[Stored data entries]

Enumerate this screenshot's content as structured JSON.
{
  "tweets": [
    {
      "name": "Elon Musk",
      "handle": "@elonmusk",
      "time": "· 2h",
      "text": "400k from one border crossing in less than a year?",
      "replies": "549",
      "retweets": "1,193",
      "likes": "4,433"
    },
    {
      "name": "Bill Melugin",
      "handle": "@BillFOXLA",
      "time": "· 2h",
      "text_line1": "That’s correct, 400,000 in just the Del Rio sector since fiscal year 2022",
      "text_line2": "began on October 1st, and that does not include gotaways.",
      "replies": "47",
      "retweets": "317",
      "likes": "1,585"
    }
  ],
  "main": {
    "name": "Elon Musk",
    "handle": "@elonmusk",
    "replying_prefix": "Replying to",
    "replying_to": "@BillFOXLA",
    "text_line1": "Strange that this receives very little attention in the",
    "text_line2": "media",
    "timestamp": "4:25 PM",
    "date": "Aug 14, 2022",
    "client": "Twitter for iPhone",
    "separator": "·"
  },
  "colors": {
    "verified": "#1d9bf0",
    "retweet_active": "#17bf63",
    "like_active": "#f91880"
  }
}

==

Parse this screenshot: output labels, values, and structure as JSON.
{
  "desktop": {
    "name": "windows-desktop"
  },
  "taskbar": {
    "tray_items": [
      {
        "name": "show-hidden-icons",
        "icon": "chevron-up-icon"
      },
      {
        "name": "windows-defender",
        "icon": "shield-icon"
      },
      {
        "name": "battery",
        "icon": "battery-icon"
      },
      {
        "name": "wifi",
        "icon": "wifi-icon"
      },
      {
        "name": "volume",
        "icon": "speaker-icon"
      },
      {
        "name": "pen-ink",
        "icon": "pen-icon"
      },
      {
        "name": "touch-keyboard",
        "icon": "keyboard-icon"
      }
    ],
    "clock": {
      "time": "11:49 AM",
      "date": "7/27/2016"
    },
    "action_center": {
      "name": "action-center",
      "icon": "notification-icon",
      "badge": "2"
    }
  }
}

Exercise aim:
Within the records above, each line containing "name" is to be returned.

Response below:
      "name": "Elon Musk",
      "name": "Bill Melugin",
    "name": "Elon Musk",
    "name": "windows-desktop"
        "name": "show-hidden-icons",
        "name": "windows-defender",
        "name": "battery",
        "name": "wifi",
        "name": "volume",
        "name": "pen-ink",
        "name": "touch-keyboard",
      "name": "action-center",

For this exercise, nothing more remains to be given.